### Data for this exercise
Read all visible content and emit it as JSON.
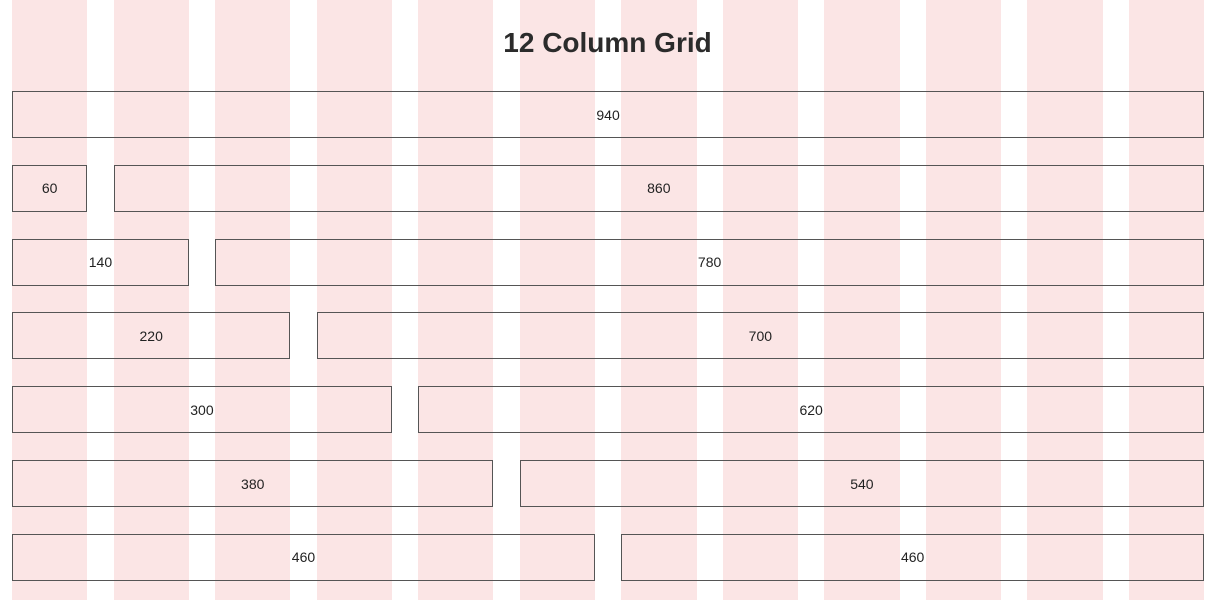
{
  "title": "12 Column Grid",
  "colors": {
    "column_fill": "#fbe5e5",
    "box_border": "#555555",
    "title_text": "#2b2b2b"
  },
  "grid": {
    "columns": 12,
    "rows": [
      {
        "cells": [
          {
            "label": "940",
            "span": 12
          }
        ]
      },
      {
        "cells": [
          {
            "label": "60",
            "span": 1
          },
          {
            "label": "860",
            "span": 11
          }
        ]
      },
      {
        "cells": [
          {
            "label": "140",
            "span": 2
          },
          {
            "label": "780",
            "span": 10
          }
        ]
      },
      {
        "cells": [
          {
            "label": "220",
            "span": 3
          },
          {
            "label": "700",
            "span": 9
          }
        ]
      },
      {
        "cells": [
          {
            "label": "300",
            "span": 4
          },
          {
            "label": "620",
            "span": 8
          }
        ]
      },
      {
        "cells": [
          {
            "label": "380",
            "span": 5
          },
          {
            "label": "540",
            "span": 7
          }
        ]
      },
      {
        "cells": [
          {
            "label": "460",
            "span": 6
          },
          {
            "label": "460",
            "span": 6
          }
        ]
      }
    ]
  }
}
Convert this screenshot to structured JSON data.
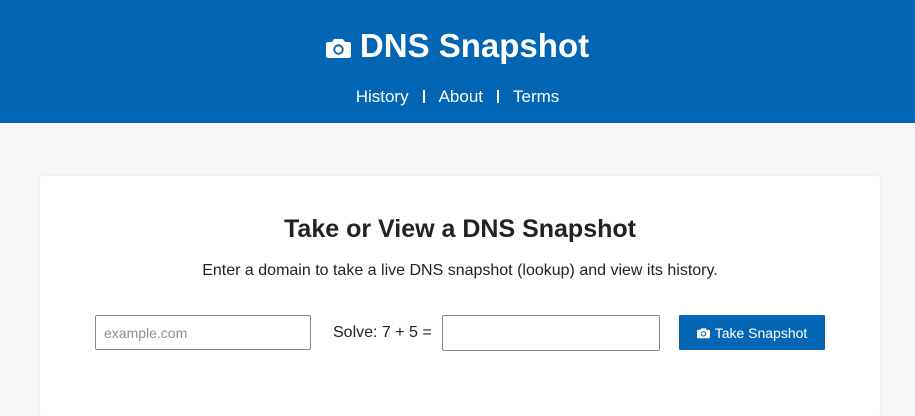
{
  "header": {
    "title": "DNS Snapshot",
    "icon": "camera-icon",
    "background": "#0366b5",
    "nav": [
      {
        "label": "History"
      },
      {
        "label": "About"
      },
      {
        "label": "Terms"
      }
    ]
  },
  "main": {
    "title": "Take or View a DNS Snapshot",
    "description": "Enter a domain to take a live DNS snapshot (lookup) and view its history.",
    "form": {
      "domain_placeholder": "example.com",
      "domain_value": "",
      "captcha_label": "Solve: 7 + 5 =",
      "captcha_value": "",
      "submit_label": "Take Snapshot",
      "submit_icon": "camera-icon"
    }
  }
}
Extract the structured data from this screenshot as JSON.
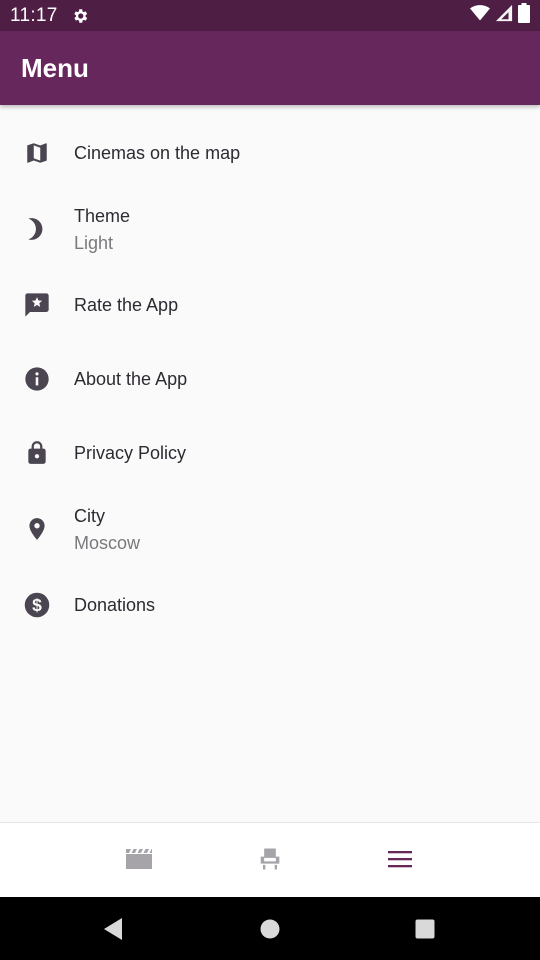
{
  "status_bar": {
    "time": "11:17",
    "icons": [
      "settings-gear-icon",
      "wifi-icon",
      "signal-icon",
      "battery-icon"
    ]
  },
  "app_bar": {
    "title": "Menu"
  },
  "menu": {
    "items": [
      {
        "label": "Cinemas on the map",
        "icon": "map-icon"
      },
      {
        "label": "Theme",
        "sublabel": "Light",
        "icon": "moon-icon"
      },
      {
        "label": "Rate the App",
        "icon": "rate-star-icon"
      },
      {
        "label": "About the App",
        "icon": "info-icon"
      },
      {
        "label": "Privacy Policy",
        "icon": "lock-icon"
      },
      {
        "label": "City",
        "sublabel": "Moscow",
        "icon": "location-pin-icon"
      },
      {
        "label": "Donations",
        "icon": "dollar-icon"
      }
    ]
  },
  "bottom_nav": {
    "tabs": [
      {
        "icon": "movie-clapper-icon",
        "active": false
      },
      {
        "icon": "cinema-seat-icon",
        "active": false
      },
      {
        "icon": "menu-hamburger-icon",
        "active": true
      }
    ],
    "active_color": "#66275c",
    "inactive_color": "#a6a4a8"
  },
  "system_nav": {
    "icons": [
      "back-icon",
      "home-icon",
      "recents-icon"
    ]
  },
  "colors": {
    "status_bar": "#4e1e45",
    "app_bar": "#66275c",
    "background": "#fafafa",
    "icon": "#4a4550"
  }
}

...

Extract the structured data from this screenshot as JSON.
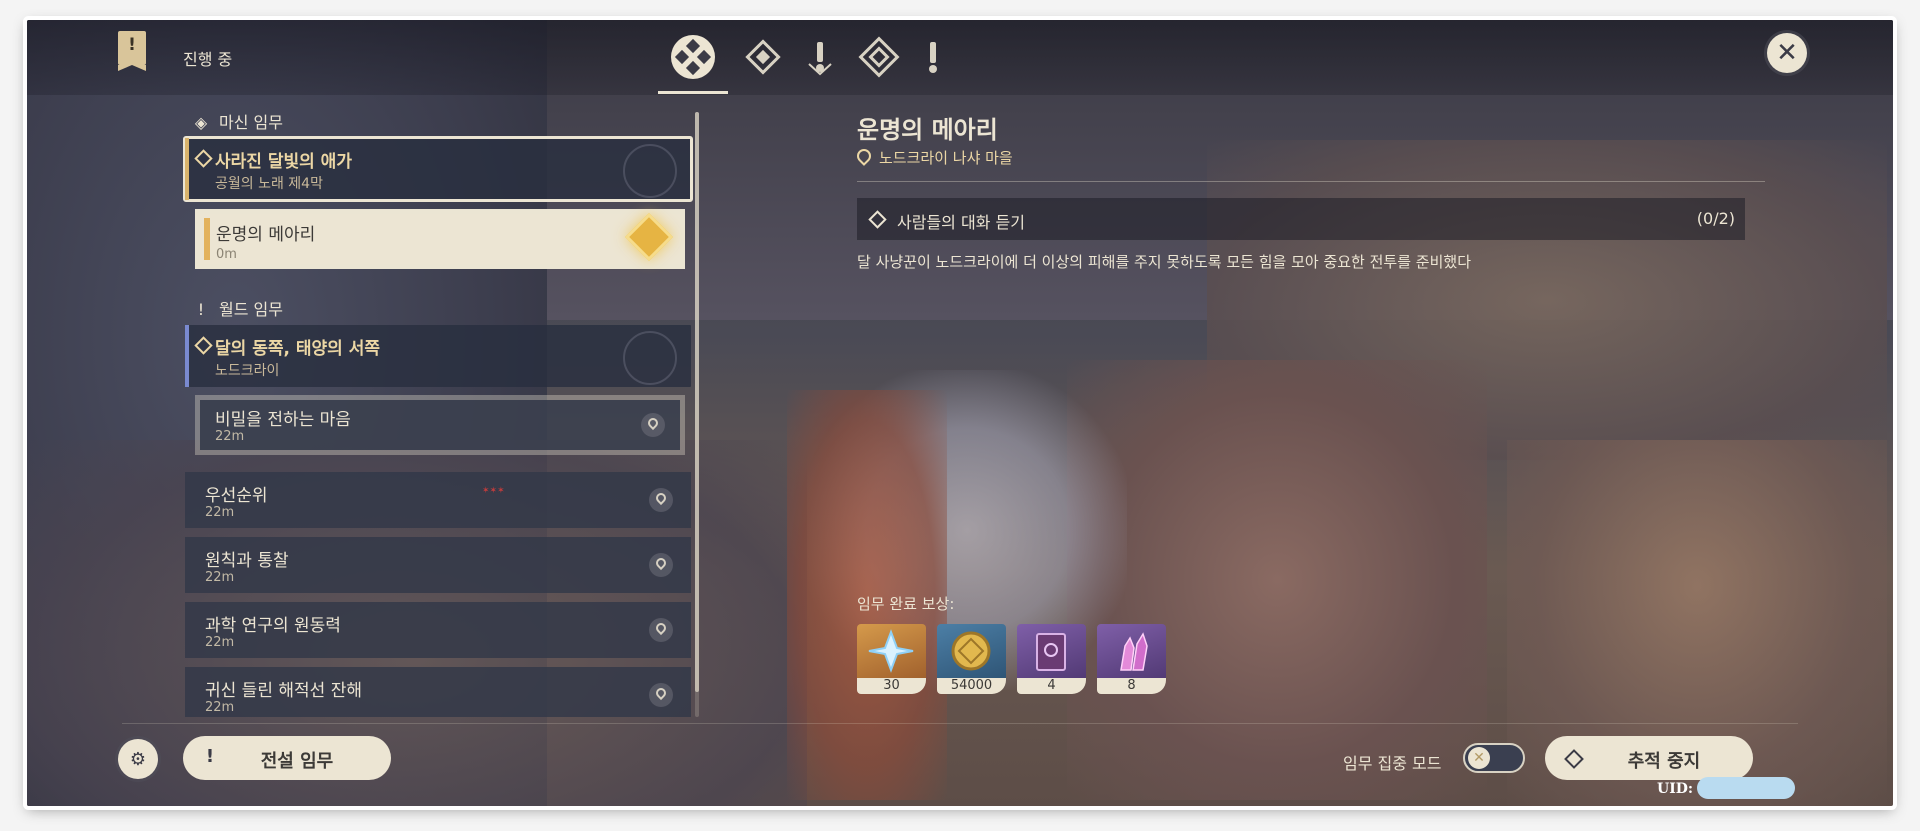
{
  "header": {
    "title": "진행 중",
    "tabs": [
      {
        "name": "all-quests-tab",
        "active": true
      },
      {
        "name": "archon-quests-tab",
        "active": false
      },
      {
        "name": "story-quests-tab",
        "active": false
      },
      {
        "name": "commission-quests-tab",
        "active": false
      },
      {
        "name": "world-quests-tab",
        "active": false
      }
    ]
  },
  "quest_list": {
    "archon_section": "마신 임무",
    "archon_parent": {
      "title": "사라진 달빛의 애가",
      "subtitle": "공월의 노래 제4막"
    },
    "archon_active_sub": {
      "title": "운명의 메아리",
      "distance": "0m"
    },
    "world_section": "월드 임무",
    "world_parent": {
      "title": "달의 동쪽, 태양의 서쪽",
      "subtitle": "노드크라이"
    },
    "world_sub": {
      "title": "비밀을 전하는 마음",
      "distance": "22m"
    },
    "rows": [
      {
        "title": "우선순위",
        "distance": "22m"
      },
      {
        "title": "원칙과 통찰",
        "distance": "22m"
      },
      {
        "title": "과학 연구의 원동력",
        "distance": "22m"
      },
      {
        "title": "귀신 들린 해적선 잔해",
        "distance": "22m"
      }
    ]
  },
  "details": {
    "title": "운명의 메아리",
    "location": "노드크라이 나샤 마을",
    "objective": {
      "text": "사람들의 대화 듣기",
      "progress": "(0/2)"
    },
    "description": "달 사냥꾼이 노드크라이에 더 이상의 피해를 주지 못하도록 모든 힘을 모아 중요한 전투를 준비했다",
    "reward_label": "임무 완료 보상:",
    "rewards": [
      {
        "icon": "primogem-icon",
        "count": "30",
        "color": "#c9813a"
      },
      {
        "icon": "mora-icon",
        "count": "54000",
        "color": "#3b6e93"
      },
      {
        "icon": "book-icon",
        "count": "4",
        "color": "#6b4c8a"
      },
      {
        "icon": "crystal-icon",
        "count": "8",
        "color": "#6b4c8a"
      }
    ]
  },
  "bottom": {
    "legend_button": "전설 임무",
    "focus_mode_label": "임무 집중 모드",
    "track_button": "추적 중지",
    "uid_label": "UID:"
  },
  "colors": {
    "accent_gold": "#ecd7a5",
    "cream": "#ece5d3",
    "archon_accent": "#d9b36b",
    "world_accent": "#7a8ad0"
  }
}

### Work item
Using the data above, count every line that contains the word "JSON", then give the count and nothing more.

### Output for this task
4